(Items from a dataset)
-=-=-=-=-
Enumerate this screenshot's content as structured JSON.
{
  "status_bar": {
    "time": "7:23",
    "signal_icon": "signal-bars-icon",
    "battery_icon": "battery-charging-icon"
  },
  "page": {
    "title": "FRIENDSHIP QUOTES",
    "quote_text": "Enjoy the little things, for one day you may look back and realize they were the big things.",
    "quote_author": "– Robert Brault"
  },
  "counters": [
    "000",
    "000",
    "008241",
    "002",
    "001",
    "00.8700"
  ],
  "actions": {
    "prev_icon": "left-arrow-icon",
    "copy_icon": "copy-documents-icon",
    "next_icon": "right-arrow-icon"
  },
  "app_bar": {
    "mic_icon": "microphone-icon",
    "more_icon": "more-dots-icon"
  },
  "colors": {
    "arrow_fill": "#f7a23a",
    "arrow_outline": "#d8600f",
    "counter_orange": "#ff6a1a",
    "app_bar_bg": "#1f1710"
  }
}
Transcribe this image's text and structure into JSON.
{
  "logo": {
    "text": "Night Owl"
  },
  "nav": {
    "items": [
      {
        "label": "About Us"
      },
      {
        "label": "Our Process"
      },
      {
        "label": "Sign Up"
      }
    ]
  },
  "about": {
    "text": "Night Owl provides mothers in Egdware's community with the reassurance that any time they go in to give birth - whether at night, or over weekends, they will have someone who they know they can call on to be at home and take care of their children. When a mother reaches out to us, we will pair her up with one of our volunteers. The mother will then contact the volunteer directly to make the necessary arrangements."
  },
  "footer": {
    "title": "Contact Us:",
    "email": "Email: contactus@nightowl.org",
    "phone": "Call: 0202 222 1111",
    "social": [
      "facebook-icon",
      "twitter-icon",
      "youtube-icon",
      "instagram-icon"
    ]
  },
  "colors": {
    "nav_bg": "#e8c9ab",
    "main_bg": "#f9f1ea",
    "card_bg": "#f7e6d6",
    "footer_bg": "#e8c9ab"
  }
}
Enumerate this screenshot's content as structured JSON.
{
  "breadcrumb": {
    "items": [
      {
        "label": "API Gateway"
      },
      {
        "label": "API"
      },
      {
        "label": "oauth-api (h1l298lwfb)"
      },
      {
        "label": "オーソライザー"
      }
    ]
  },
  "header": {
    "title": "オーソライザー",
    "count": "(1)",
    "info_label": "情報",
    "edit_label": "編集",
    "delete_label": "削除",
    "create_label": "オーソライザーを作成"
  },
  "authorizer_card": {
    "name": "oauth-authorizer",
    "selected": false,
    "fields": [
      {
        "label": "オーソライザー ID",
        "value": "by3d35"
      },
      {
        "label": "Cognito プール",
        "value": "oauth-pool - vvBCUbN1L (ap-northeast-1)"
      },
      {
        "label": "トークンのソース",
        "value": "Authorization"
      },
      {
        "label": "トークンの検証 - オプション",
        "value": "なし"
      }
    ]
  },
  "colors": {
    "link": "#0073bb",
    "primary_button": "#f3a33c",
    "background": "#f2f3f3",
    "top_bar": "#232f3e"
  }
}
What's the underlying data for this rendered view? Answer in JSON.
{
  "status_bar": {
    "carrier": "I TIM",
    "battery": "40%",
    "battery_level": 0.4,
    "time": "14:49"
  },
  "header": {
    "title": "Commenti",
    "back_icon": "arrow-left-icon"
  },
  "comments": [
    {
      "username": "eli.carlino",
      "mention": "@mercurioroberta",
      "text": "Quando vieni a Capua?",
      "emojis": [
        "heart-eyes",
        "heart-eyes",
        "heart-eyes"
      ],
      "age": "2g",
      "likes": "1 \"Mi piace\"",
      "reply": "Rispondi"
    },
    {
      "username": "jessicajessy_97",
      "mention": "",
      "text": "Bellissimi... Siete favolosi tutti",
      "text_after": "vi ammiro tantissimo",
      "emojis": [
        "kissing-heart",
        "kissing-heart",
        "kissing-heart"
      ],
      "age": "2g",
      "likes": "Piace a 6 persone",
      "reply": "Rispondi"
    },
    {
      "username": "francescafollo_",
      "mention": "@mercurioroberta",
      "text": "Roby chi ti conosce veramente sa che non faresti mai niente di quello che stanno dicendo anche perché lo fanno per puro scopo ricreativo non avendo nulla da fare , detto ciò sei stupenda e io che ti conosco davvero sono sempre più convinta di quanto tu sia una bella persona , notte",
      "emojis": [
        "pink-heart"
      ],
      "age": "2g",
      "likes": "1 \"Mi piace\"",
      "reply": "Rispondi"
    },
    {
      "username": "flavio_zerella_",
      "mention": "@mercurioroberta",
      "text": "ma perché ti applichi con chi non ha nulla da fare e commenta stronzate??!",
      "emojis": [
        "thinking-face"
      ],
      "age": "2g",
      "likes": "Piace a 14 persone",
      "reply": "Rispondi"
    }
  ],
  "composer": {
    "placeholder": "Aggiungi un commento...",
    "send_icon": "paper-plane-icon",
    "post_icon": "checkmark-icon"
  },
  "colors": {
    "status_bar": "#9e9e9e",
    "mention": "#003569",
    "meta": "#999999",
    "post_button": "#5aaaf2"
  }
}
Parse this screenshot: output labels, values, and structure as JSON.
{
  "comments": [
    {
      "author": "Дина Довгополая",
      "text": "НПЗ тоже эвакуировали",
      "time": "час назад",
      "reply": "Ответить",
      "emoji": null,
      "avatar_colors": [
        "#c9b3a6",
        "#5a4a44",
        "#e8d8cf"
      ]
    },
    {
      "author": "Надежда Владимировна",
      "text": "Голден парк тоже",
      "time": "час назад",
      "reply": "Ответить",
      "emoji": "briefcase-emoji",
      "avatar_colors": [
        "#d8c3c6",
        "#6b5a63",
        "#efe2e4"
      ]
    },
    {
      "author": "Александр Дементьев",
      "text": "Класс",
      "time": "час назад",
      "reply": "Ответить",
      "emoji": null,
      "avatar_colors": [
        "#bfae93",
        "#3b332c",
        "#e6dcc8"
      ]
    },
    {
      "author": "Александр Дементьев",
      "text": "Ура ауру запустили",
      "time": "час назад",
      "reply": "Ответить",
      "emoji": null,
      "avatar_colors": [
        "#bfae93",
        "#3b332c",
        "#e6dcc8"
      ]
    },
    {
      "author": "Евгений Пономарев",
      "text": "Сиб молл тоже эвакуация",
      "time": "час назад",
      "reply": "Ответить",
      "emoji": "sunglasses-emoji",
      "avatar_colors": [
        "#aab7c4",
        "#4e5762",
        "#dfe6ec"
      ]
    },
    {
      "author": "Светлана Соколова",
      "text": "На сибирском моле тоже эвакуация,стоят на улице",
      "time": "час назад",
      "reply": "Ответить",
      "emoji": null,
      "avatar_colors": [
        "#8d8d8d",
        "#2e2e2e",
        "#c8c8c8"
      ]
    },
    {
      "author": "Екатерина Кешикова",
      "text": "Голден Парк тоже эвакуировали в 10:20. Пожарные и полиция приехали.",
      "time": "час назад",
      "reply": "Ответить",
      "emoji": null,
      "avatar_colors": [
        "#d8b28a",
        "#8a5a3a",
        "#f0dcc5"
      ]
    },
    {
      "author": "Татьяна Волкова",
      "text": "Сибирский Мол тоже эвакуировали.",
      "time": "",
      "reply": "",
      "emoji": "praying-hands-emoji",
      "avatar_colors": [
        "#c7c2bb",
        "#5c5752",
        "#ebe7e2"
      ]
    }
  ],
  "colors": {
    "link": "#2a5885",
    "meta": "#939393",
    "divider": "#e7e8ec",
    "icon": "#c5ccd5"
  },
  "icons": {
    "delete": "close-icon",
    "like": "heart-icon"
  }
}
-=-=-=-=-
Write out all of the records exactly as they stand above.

Enumerate this screenshot's content as structured JSON.
{
  "status_bar": {
    "time": "7:23",
    "signal_icon": "signal-bars-icon",
    "battery_icon": "battery-charging-icon"
  },
  "page": {
    "title": "FRIENDSHIP QUOTES",
    "quote_text": "Enjoy the little things, for one day you may look back and realize they were the big things.",
    "quote_author": "– Robert Brault"
  },
  "counters": [
    "000",
    "000",
    "008241",
    "002",
    "001",
    "00.8700"
  ],
  "actions": {
    "prev_icon": "left-arrow-icon",
    "copy_icon": "copy-documents-icon",
    "next_icon": "right-arrow-icon"
  },
  "app_bar": {
    "mic_icon": "microphone-icon",
    "more_icon": "more-dots-icon"
  },
  "colors": {
    "arrow_fill": "#f7a23a",
    "arrow_outline": "#d8600f",
    "counter_orange": "#ff6a1a",
    "app_bar_bg": "#1f1710"
  }
}
Transcribe this image's text and structure into JSON.
{
  "logo": {
    "text": "Night Owl"
  },
  "nav": {
    "items": [
      {
        "label": "About Us"
      },
      {
        "label": "Our Process"
      },
      {
        "label": "Sign Up"
      }
    ]
  },
  "about": {
    "text": "Night Owl provides mothers in Egdware's community with the reassurance that any time they go in to give birth - whether at night, or over weekends, they will have someone who they know they can call on to be at home and take care of their children. When a mother reaches out to us, we will pair her up with one of our volunteers. The mother will then contact the volunteer directly to make the necessary arrangements."
  },
  "footer": {
    "title": "Contact Us:",
    "email": "Email: contactus@nightowl.org",
    "phone": "Call: 0202 222 1111",
    "social": [
      "facebook-icon",
      "twitter-icon",
      "youtube-icon",
      "instagram-icon"
    ]
  },
  "colors": {
    "nav_bg": "#e8c9ab",
    "main_bg": "#f9f1ea",
    "card_bg": "#f7e6d6",
    "footer_bg": "#e8c9ab"
  }
}
Enumerate this screenshot's content as structured JSON.
{
  "breadcrumb": {
    "items": [
      {
        "label": "API Gateway"
      },
      {
        "label": "API"
      },
      {
        "label": "oauth-api (h1l298lwfb)"
      },
      {
        "label": "オーソライザー"
      }
    ]
  },
  "header": {
    "title": "オーソライザー",
    "count": "(1)",
    "info_label": "情報",
    "edit_label": "編集",
    "delete_label": "削除",
    "create_label": "オーソライザーを作成"
  },
  "authorizer_card": {
    "name": "oauth-authorizer",
    "selected": false,
    "fields": [
      {
        "label": "オーソライザー ID",
        "value": "by3d35"
      },
      {
        "label": "Cognito プール",
        "value": "oauth-pool - vvBCUbN1L (ap-northeast-1)"
      },
      {
        "label": "トークンのソース",
        "value": "Authorization"
      },
      {
        "label": "トークンの検証 - オプション",
        "value": "なし"
      }
    ]
  },
  "colors": {
    "link": "#0073bb",
    "primary_button": "#f3a33c",
    "background": "#f2f3f3",
    "top_bar": "#232f3e"
  }
}
What's the underlying data for this rendered view? Answer in JSON.
{
  "status_bar": {
    "carrier": "I TIM",
    "battery": "40%",
    "battery_level": 0.4,
    "time": "14:49"
  },
  "header": {
    "title": "Commenti",
    "back_icon": "arrow-left-icon"
  },
  "comments": [
    {
      "username": "eli.carlino",
      "mention": "@mercurioroberta",
      "text": "Quando vieni a Capua?",
      "emojis": [
        "heart-eyes",
        "heart-eyes",
        "heart-eyes"
      ],
      "age": "2g",
      "likes": "1 \"Mi piace\"",
      "reply": "Rispondi"
    },
    {
      "username": "jessicajessy_97",
      "mention": "",
      "text": "Bellissimi... Siete favolosi tutti",
      "text_after": "vi ammiro tantissimo",
      "emojis": [
        "kissing-heart",
        "kissing-heart",
        "kissing-heart"
      ],
      "age": "2g",
      "likes": "Piace a 6 persone",
      "reply": "Rispondi"
    },
    {
      "username": "francescafollo_",
      "mention": "@mercurioroberta",
      "text": "Roby chi ti conosce veramente sa che non faresti mai niente di quello che stanno dicendo anche perché lo fanno per puro scopo ricreativo non avendo nulla da fare , detto ciò sei stupenda e io che ti conosco davvero sono sempre più convinta di quanto tu sia una bella persona , notte",
      "emojis": [
        "pink-heart"
      ],
      "age": "2g",
      "likes": "1 \"Mi piace\"",
      "reply": "Rispondi"
    },
    {
      "username": "flavio_zerella_",
      "mention": "@mercurioroberta",
      "text": "ma perché ti applichi con chi non ha nulla da fare e commenta stronzate??!",
      "emojis": [
        "thinking-face"
      ],
      "age": "2g",
      "likes": "Piace a 14 persone",
      "reply": "Rispondi"
    }
  ],
  "composer": {
    "placeholder": "Aggiungi un commento...",
    "send_icon": "paper-plane-icon",
    "post_icon": "checkmark-icon"
  },
  "colors": {
    "status_bar": "#9e9e9e",
    "mention": "#003569",
    "meta": "#999999",
    "post_button": "#5aaaf2"
  }
}
Parse this screenshot: output labels, values, and structure as JSON.
{
  "comments": [
    {
      "author": "Дина Довгополая",
      "text": "НПЗ тоже эвакуировали",
      "time": "час назад",
      "reply": "Ответить",
      "emoji": null,
      "avatar_colors": [
        "#c9b3a6",
        "#5a4a44",
        "#e8d8cf"
      ]
    },
    {
      "author": "Надежда Владимировна",
      "text": "Голден парк тоже",
      "time": "час назад",
      "reply": "Ответить",
      "emoji": "briefcase-emoji",
      "avatar_colors": [
        "#d8c3c6",
        "#6b5a63",
        "#efe2e4"
      ]
    },
    {
      "author": "Александр Дементьев",
      "text": "Класс",
      "time": "час назад",
      "reply": "Ответить",
      "emoji": null,
      "avatar_colors": [
        "#bfae93",
        "#3b332c",
        "#e6dcc8"
      ]
    },
    {
      "author": "Александр Дементьев",
      "text": "Ура ауру запустили",
      "time": "час назад",
      "reply": "Ответить",
      "emoji": null,
      "avatar_colors": [
        "#bfae93",
        "#3b332c",
        "#e6dcc8"
      ]
    },
    {
      "author": "Евгений Пономарев",
      "text": "Сиб молл тоже эвакуация",
      "time": "час назад",
      "reply": "Ответить",
      "emoji": "sunglasses-emoji",
      "avatar_colors": [
        "#aab7c4",
        "#4e5762",
        "#dfe6ec"
      ]
    },
    {
      "author": "Светлана Соколова",
      "text": "На сибирском моле тоже эвакуация,стоят на улице",
      "time": "час назад",
      "reply": "Ответить",
      "emoji": null,
      "avatar_colors": [
        "#8d8d8d",
        "#2e2e2e",
        "#c8c8c8"
      ]
    },
    {
      "author": "Екатерина Кешикова",
      "text": "Голден Парк тоже эвакуировали в 10:20. Пожарные и полиция приехали.",
      "time": "час назад",
      "reply": "Ответить",
      "emoji": null,
      "avatar_colors": [
        "#d8b28a",
        "#8a5a3a",
        "#f0dcc5"
      ]
    },
    {
      "author": "Татьяна Волкова",
      "text": "Сибирский Мол тоже эвакуировали.",
      "time": "",
      "reply": "",
      "emoji": "praying-hands-emoji",
      "avatar_colors": [
        "#c7c2bb",
        "#5c5752",
        "#ebe7e2"
      ]
    }
  ],
  "colors": {
    "link": "#2a5885",
    "meta": "#939393",
    "divider": "#e7e8ec",
    "icon": "#c5ccd5"
  },
  "icons": {
    "delete": "close-icon",
    "like": "heart-icon"
  }
}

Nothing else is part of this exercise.